Brno was part of the summer puzzle which needed to be sorted out before the calendar could be finalized. The Austrian round at the Red Bull Ring in Spielberg will be held back-to-back with Brno, the question mark being if and where Indianapolis will fit in. The ball is in Indianapolis Motor Speedway's court, IMS having to decide whether they can afford to host a round of MotoGP next year. That decision will have to be made soon, and will depend to an extent on funding. If Indy returns, there will be an 19-round season, if not, it will remain at 18 rounds.
Bigger changes are expected in 2017, when Thailand is expected to make its debut, along with the possibility of a round in Indonesia.
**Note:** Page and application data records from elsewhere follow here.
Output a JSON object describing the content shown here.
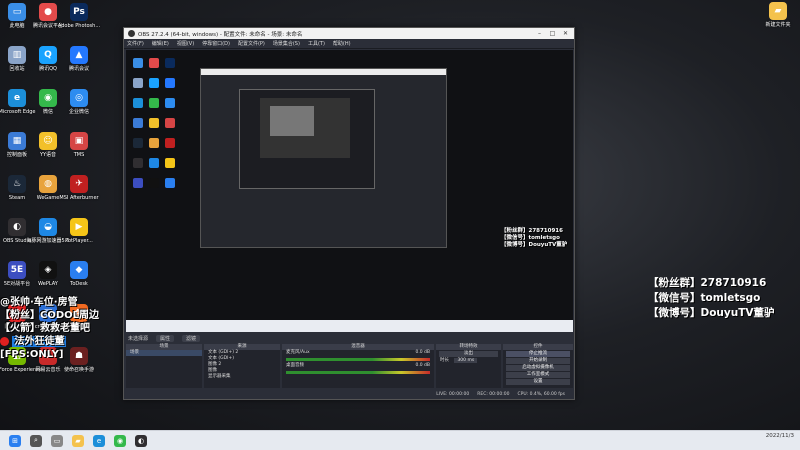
{
  "desktop": {
    "icons": [
      {
        "label": "此电脑",
        "color": "#3a8ee6",
        "glyph": "▭"
      },
      {
        "label": "腾讯会议平台",
        "color": "#e34b4b",
        "glyph": "●"
      },
      {
        "label": "Adobe Photosh...",
        "color": "#0a2a5c",
        "glyph": "Ps"
      },
      {
        "label": "回收站",
        "color": "#8aa4c8",
        "glyph": "▥"
      },
      {
        "label": "腾讯QQ",
        "color": "#1aa3ff",
        "glyph": "Q"
      },
      {
        "label": "腾讯会议",
        "color": "#2478ff",
        "glyph": "▲"
      },
      {
        "label": "Microsoft Edge",
        "color": "#1c8fd9",
        "glyph": "e"
      },
      {
        "label": "微信",
        "color": "#34b94b",
        "glyph": "◉"
      },
      {
        "label": "企业微信",
        "color": "#2d8cf0",
        "glyph": "◎"
      },
      {
        "label": "控制面板",
        "color": "#3b7bd6",
        "glyph": "▦"
      },
      {
        "label": "YY语音",
        "color": "#f2c02a",
        "glyph": "☺"
      },
      {
        "label": "TMS",
        "color": "#d64545",
        "glyph": "▣"
      },
      {
        "label": "Steam",
        "color": "#1b2838",
        "glyph": "♨"
      },
      {
        "label": "WeGame",
        "color": "#e8a33c",
        "glyph": "◍"
      },
      {
        "label": "MSI Afterburner",
        "color": "#c02020",
        "glyph": "✈"
      },
      {
        "label": "OBS Studio",
        "color": "#302e31",
        "glyph": "◐"
      },
      {
        "label": "海豚网游加速器5.0",
        "color": "#1e88e5",
        "glyph": "◒"
      },
      {
        "label": "PotPlayer...",
        "color": "#f5c518",
        "glyph": "▶"
      },
      {
        "label": "5E对战平台",
        "color": "#3c4ec0",
        "glyph": "5E"
      },
      {
        "label": "WePLAY",
        "color": "#111111",
        "glyph": "◈"
      },
      {
        "label": "ToDesk",
        "color": "#2a7ff0",
        "glyph": "◆"
      },
      {
        "label": "网易云音乐",
        "color": "#e02424",
        "glyph": "◉"
      },
      {
        "label": "Microsoft Store",
        "color": "#2c6fd6",
        "glyph": "▤"
      },
      {
        "label": "斗鱼直播",
        "color": "#f26a21",
        "glyph": "鱼"
      },
      {
        "label": "GeForce Experience",
        "color": "#76b900",
        "glyph": "◭"
      },
      {
        "label": "网易云音乐",
        "color": "#c92a2a",
        "glyph": "♪"
      },
      {
        "label": "使命召唤手游",
        "color": "#6b2020",
        "glyph": "☗"
      }
    ],
    "right_folder": {
      "label": "新建文件夹",
      "color": "#f4c24d"
    }
  },
  "overlay": {
    "fans_group": "【粉丝群】278710916",
    "wechat": "【微信号】tomletsgo",
    "weibo": "【微博号】DouyuTV董驴"
  },
  "danmu": {
    "line1": "@张帅·车位·房管",
    "line2": "【粉丝】CODOL周边",
    "line3": "【火箭】救救老董吧",
    "line4": "法外狂徒董",
    "line5": "[FPS:ONLY]"
  },
  "obs": {
    "title": "OBS 27.2.4 (64-bit, windows) - 配置文件: 未命名 - 场景: 未命名",
    "menu": [
      "文件(F)",
      "编辑(E)",
      "视图(V)",
      "停靠窗口(D)",
      "配置文件(P)",
      "场景集合(S)",
      "工具(T)",
      "帮助(H)"
    ],
    "status_top": {
      "label": "未选择源",
      "btn1": "属性",
      "btn2": "滤镜"
    },
    "docks": {
      "scenes": {
        "title": "场景",
        "items": [
          "场景"
        ]
      },
      "sources": {
        "title": "来源",
        "items": [
          "文本 (GDI+) 2",
          "文本 (GDI+)",
          "图像 2",
          "图像",
          "显示器采集"
        ]
      },
      "mixer": {
        "title": "混音器",
        "ch1": "麦克风/Aux",
        "ch1_db": "0.0 dB",
        "ch2": "桌面音频",
        "ch2_db": "0.0 dB"
      },
      "transitions": {
        "title": "转场特效",
        "type": "淡出",
        "duration_label": "时长",
        "duration": "300 ms"
      },
      "controls": {
        "title": "控件",
        "buttons": [
          "停止推流",
          "开始录制",
          "启动虚拟摄像机",
          "工作室模式",
          "设置",
          "退出"
        ]
      }
    },
    "status_bottom": {
      "live": "LIVE: 00:00:00",
      "rec": "REC: 00:00:00",
      "cpu": "CPU: 0.4%, 60.00 fps"
    }
  },
  "taskbar": {
    "time": "2022/11/3"
  },
  "colors": {
    "accent": "#1f7ce0",
    "obs_bg": "#2b2e38"
  }
}
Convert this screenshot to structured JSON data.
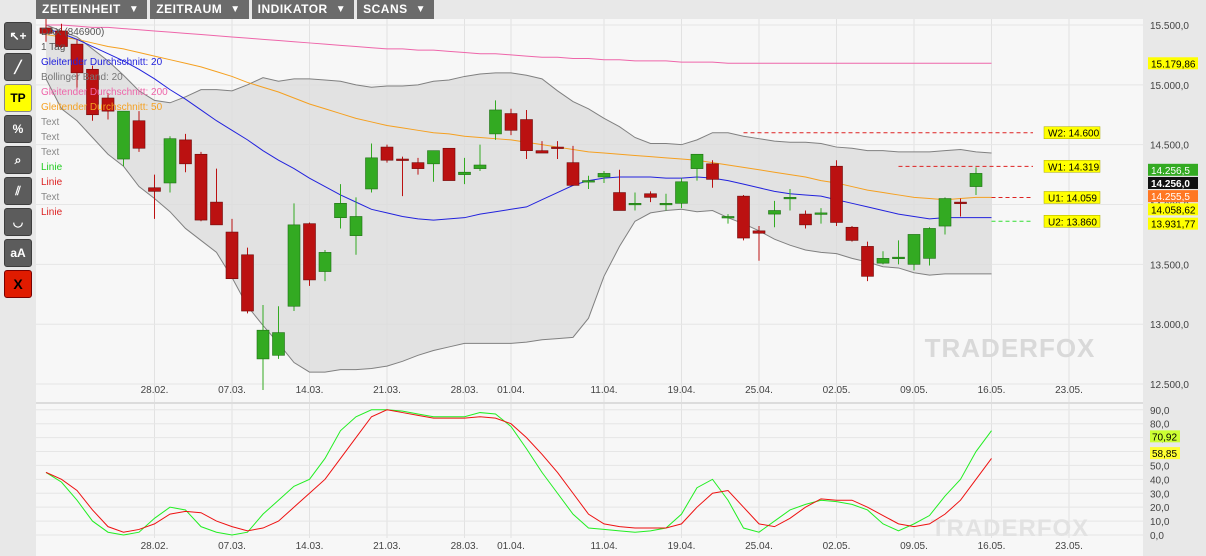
{
  "menu": [
    {
      "label": "ZEITEINHEIT",
      "name": "menu-zeiteinheit"
    },
    {
      "label": "ZEITRAUM",
      "name": "menu-zeitraum"
    },
    {
      "label": "INDIKATOR",
      "name": "menu-indikator"
    },
    {
      "label": "SCANS",
      "name": "menu-scans"
    }
  ],
  "tools": [
    {
      "name": "pointer-add-tool",
      "glyph": "↖+",
      "style": "grey"
    },
    {
      "name": "line-tool",
      "glyph": "╱",
      "style": "grey"
    },
    {
      "name": "tp-tool",
      "glyph": "TP",
      "style": "yellow"
    },
    {
      "name": "percent-tool",
      "glyph": "%",
      "style": "grey"
    },
    {
      "name": "zoom-tool",
      "glyph": "⌕",
      "style": "grey"
    },
    {
      "name": "parallel-lines-tool",
      "glyph": "⫽",
      "style": "grey"
    },
    {
      "name": "curve-tool",
      "glyph": "◡",
      "style": "grey"
    },
    {
      "name": "text-size-tool",
      "glyph": "aA",
      "style": "grey"
    },
    {
      "name": "delete-tool",
      "glyph": "X",
      "style": "red"
    }
  ],
  "colors": {
    "up": "#33aa22",
    "down": "#bb1111",
    "bollinger": "#808080",
    "ma20": "#2222dd",
    "ma50": "#f5a020",
    "ma200": "#ee66aa",
    "stoch_k": "#22ee22",
    "stoch_d": "#ee1111",
    "hline_red": "#dd2222",
    "hline_green": "#33dd33"
  },
  "legend": [
    {
      "text": "DAX (846900)",
      "color": "#555555"
    },
    {
      "text": "1 Tag",
      "color": "#555555"
    },
    {
      "text": "Gleitender Durchschnitt: 20",
      "color": "#2222dd"
    },
    {
      "text": "Bollinger Band: 20",
      "color": "#777777"
    },
    {
      "text": "Gleitender Durchschnitt: 200",
      "color": "#ee66aa"
    },
    {
      "text": "Gleitender Durchschnitt: 50",
      "color": "#f5a020"
    },
    {
      "text": "Text",
      "color": "#888888"
    },
    {
      "text": "Text",
      "color": "#888888"
    },
    {
      "text": "Text",
      "color": "#888888"
    },
    {
      "text": "Linie",
      "color": "#22cc22"
    },
    {
      "text": "Linie",
      "color": "#dd2222"
    },
    {
      "text": "Text",
      "color": "#888888"
    },
    {
      "text": "Linie",
      "color": "#dd2222"
    }
  ],
  "watermark": "TRADERFOX",
  "chart_data": [
    {
      "type": "candlestick",
      "title": "DAX (846900)",
      "ylim": [
        12350,
        15550
      ],
      "yticks": [
        "15.500,0",
        "15.000,0",
        "14.500,0",
        "14.000,0",
        "13.500,0",
        "13.000,0",
        "12.500,0"
      ],
      "ytick_values": [
        15500,
        15000,
        14500,
        14000,
        13500,
        13000,
        12500
      ],
      "xticks": [
        "28.02.",
        "07.03.",
        "14.03.",
        "21.03.",
        "28.03.",
        "01.04.",
        "11.04.",
        "19.04.",
        "25.04.",
        "02.05.",
        "09.05.",
        "16.05.",
        "23.05."
      ],
      "xtick_index": [
        7,
        12,
        17,
        22,
        27,
        30,
        36,
        41,
        46,
        51,
        56,
        61,
        66
      ],
      "candles": [
        [
          15475,
          15550,
          15360,
          15430
        ],
        [
          15450,
          15510,
          15310,
          15320
        ],
        [
          15340,
          15380,
          14960,
          15100
        ],
        [
          15130,
          15160,
          14700,
          14750
        ],
        [
          14890,
          14930,
          14710,
          14780
        ],
        [
          14380,
          14600,
          14320,
          14780
        ],
        [
          14700,
          14780,
          14440,
          14470
        ],
        [
          14140,
          14250,
          13880,
          14110
        ],
        [
          14180,
          14570,
          14100,
          14550
        ],
        [
          14540,
          14590,
          14270,
          14340
        ],
        [
          14420,
          14440,
          13860,
          13870
        ],
        [
          14020,
          14300,
          13840,
          13830
        ],
        [
          13770,
          13880,
          13390,
          13380
        ],
        [
          13580,
          13640,
          13090,
          13110
        ],
        [
          12710,
          13160,
          12450,
          12950
        ],
        [
          12740,
          13150,
          12710,
          12930
        ],
        [
          13150,
          14010,
          13110,
          13830
        ],
        [
          13840,
          13850,
          13320,
          13370
        ],
        [
          13440,
          13620,
          13360,
          13600
        ],
        [
          13890,
          14170,
          13800,
          14010
        ],
        [
          13740,
          14060,
          13580,
          13900
        ],
        [
          14130,
          14510,
          14100,
          14390
        ],
        [
          14480,
          14500,
          14350,
          14370
        ],
        [
          14380,
          14400,
          14070,
          14370
        ],
        [
          14350,
          14390,
          14250,
          14300
        ],
        [
          14340,
          14450,
          14190,
          14450
        ],
        [
          14470,
          14470,
          14290,
          14200
        ],
        [
          14250,
          14390,
          14170,
          14270
        ],
        [
          14300,
          14500,
          14280,
          14330
        ],
        [
          14590,
          14870,
          14540,
          14790
        ],
        [
          14760,
          14800,
          14580,
          14620
        ],
        [
          14710,
          14790,
          14380,
          14450
        ],
        [
          14450,
          14530,
          14430,
          14430
        ],
        [
          14480,
          14530,
          14380,
          14470
        ],
        [
          14350,
          14490,
          14250,
          14160
        ],
        [
          14200,
          14240,
          14130,
          14200
        ],
        [
          14230,
          14280,
          14180,
          14260
        ],
        [
          14100,
          14290,
          14000,
          13950
        ],
        [
          14000,
          14100,
          13950,
          14010
        ],
        [
          14090,
          14110,
          14020,
          14060
        ],
        [
          14010,
          14090,
          13950,
          14010
        ],
        [
          14010,
          14220,
          13970,
          14190
        ],
        [
          14300,
          14410,
          14200,
          14420
        ],
        [
          14340,
          14370,
          14140,
          14210
        ],
        [
          13900,
          13920,
          13840,
          13900
        ],
        [
          14070,
          14080,
          13700,
          13720
        ],
        [
          13780,
          13820,
          13530,
          13760
        ],
        [
          13920,
          14030,
          13810,
          13950
        ],
        [
          14050,
          14130,
          13950,
          14060
        ],
        [
          13920,
          13950,
          13800,
          13830
        ],
        [
          13930,
          13970,
          13840,
          13930
        ],
        [
          14320,
          14370,
          13820,
          13850
        ],
        [
          13810,
          13820,
          13690,
          13700
        ],
        [
          13650,
          13690,
          13360,
          13400
        ],
        [
          13510,
          13610,
          13500,
          13550
        ],
        [
          13550,
          13700,
          13500,
          13560
        ],
        [
          13500,
          13710,
          13450,
          13750
        ],
        [
          13550,
          13810,
          13490,
          13800
        ],
        [
          13820,
          14060,
          13750,
          14050
        ],
        [
          14020,
          14050,
          13900,
          14010
        ],
        [
          14150,
          14310,
          14080,
          14260
        ]
      ],
      "bollinger_upper": [
        15500,
        15450,
        15400,
        15300,
        15200,
        15080,
        14950,
        14870,
        14850,
        14900,
        14960,
        14960,
        14950,
        15000,
        15060,
        15030,
        15050,
        15050,
        15040,
        15030,
        15000,
        14980,
        14990,
        14990,
        15000,
        15030,
        15040,
        15070,
        15090,
        15100,
        15100,
        15080,
        15050,
        14950,
        14860,
        14800,
        14720,
        14650,
        14560,
        14510,
        14510,
        14500,
        14540,
        14600,
        14600,
        14570,
        14550,
        14530,
        14520,
        14520,
        14510,
        14480,
        14470,
        14450,
        14450,
        14440,
        14440,
        14440,
        14450,
        14460,
        14440,
        14430
      ],
      "bollinger_lower": [
        15050,
        14800,
        14700,
        14560,
        14420,
        14320,
        14150,
        14050,
        13940,
        13800,
        13700,
        13600,
        13390,
        13150,
        12990,
        12840,
        12680,
        12600,
        12600,
        12620,
        12620,
        12630,
        12650,
        12690,
        12740,
        12780,
        12810,
        12840,
        12840,
        12840,
        12840,
        12850,
        12870,
        12880,
        12890,
        13050,
        13400,
        13650,
        13860,
        13930,
        13950,
        13960,
        13940,
        13950,
        13890,
        13840,
        13780,
        13710,
        13660,
        13620,
        13600,
        13590,
        13550,
        13520,
        13480,
        13470,
        13430,
        13410,
        13420,
        13420,
        13420,
        13420
      ],
      "ma20": [
        15470,
        15430,
        15380,
        15320,
        15260,
        15200,
        15130,
        15050,
        14960,
        14880,
        14790,
        14700,
        14620,
        14540,
        14450,
        14370,
        14300,
        14220,
        14150,
        14080,
        14020,
        13960,
        13930,
        13900,
        13880,
        13870,
        13880,
        13890,
        13920,
        13940,
        13960,
        13980,
        14040,
        14100,
        14160,
        14200,
        14220,
        14230,
        14230,
        14230,
        14220,
        14220,
        14230,
        14220,
        14200,
        14170,
        14140,
        14110,
        14090,
        14080,
        14070,
        14040,
        14010,
        13980,
        13950,
        13920,
        13900,
        13880,
        13890,
        13890,
        13890,
        13890
      ],
      "ma50": [
        15420,
        15400,
        15380,
        15350,
        15320,
        15300,
        15270,
        15240,
        15210,
        15180,
        15150,
        15110,
        15070,
        15020,
        14980,
        14940,
        14890,
        14840,
        14800,
        14760,
        14720,
        14690,
        14660,
        14640,
        14620,
        14600,
        14590,
        14570,
        14560,
        14550,
        14540,
        14520,
        14500,
        14480,
        14460,
        14440,
        14430,
        14420,
        14410,
        14400,
        14390,
        14380,
        14370,
        14350,
        14330,
        14310,
        14290,
        14270,
        14250,
        14230,
        14200,
        14180,
        14150,
        14120,
        14100,
        14080,
        14060,
        14050,
        14040,
        14050,
        14060,
        14060
      ],
      "ma200": [
        15500,
        15500,
        15490,
        15480,
        15480,
        15470,
        15460,
        15450,
        15440,
        15430,
        15420,
        15410,
        15400,
        15390,
        15380,
        15370,
        15360,
        15350,
        15340,
        15330,
        15320,
        15310,
        15300,
        15300,
        15290,
        15290,
        15280,
        15270,
        15260,
        15260,
        15250,
        15240,
        15230,
        15230,
        15220,
        15220,
        15210,
        15210,
        15200,
        15200,
        15200,
        15190,
        15190,
        15190,
        15180,
        15180,
        15180,
        15180,
        15180,
        15180,
        15180,
        15180,
        15180,
        15180,
        15180,
        15180,
        15180,
        15180,
        15180,
        15180,
        15180,
        15180
      ],
      "hlines": [
        {
          "label": "W2: 14.600",
          "value": 14600,
          "color": "#dd2222",
          "from": 45
        },
        {
          "label": "W1: 14.319",
          "value": 14319,
          "color": "#dd2222",
          "from": 55
        },
        {
          "label": "U1: 14.059",
          "value": 14059,
          "color": "#dd2222",
          "from": 61
        },
        {
          "label": "U2: 13.860",
          "value": 13860,
          "color": "#33dd33",
          "from": 61
        }
      ],
      "price_tags": [
        {
          "text": "15.179,86",
          "value": 15180,
          "bg": "#ffff00",
          "fg": "#000000"
        },
        {
          "text": "14.256,5",
          "value": 14290,
          "bg": "#33aa22",
          "fg": "#ffffff"
        },
        {
          "text": "14.256,0",
          "value": 14180,
          "bg": "#111111",
          "fg": "#ffffff"
        },
        {
          "text": "14.255,5",
          "value": 14070,
          "bg": "#ff7722",
          "fg": "#ffffff"
        },
        {
          "text": "14.058,62",
          "value": 13960,
          "bg": "#ffff00",
          "fg": "#000000"
        },
        {
          "text": "13.931,77",
          "value": 13840,
          "bg": "#ffff00",
          "fg": "#000000"
        }
      ]
    },
    {
      "type": "line",
      "title": "",
      "ylim": [
        0,
        92
      ],
      "yticks": [
        "90,0",
        "80,0",
        "70,0",
        "60,0",
        "50,0",
        "40,0",
        "30,0",
        "20,0",
        "10,0",
        "0,0"
      ],
      "ytick_values": [
        90,
        80,
        70,
        60,
        50,
        40,
        30,
        20,
        10,
        0
      ],
      "series": [
        {
          "name": "",
          "color": "#22ee22",
          "values": [
            45,
            38,
            25,
            10,
            2,
            0,
            2,
            12,
            20,
            18,
            6,
            2,
            0,
            2,
            15,
            25,
            35,
            40,
            55,
            75,
            85,
            90,
            90,
            89,
            87,
            85,
            85,
            85,
            88,
            87,
            78,
            62,
            45,
            30,
            15,
            5,
            4,
            3,
            2,
            3,
            5,
            15,
            34,
            40,
            25,
            5,
            2,
            10,
            18,
            22,
            25,
            24,
            22,
            18,
            8,
            3,
            8,
            14,
            28,
            40,
            60,
            75
          ]
        },
        {
          "name": "",
          "color": "#ee1111",
          "values": [
            45,
            40,
            32,
            18,
            6,
            2,
            4,
            8,
            15,
            17,
            16,
            10,
            6,
            3,
            5,
            10,
            20,
            30,
            40,
            55,
            70,
            85,
            90,
            88,
            86,
            84,
            84,
            84,
            85,
            84,
            80,
            70,
            58,
            45,
            30,
            15,
            8,
            6,
            5,
            5,
            5,
            8,
            20,
            30,
            32,
            20,
            8,
            6,
            12,
            20,
            26,
            25,
            25,
            20,
            14,
            8,
            6,
            8,
            15,
            25,
            40,
            55
          ]
        }
      ],
      "value_tags": [
        {
          "text": "70,92",
          "value": 70.92,
          "bg": "#ccff33"
        },
        {
          "text": "58,85",
          "value": 58.85,
          "bg": "#ffff33"
        }
      ]
    }
  ]
}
A lot has to happen before that can take place, however.
Below is the press release announcing the deal with Brno:
MotoGP™ to return to Brno in 2016 and beyond
MotoGP™ rights holder Dorna Sports SL reached a deal with the Czech authorities in order to secure the Czech GP presence on the FIM MotoGP™ World Championship calendar for at least the next five years. A joint effort of the Moravian government and the city of Brno will lead to the creation of a new body acting as the promoter of the event and working alongside Dorna Sports towards MotoGP™ return to the iconic Czech venue in 2016 and beyond.
Carmelo Ezpeleta, CEO of Dorna Sports, declared: "The Czech GP is one of the highlights of the Championship as it's been on the calendar for 50 years and as we see this weekend again, it's a very popular event. We are very happy to reach an agreement with the Czech authorities that will ensure the future of the Grand Prix in the Czech Republic for at least the next five years."
Czech ministry of Education, Youth and Sports, Katerina Valachova, commented: "We're proud to announce that Brno will host MotoGP again in 2016 and the four following years, thanks to the creation of a new public body involving the Meridional Moravia Government and the City of Brno."
The first Czechoslovakian Grand Prix was held at Brno in 1965, on the original 13.94 km long road circuit. The current circuit was first used for grand prix racing in 1987 and hosted the Czechoslovakian GP through until 1991. Brno did not appear on the calendar for 1992, but the event was revived in 1993 as the Grand Prix of the Czech Republic and has taken place every year since.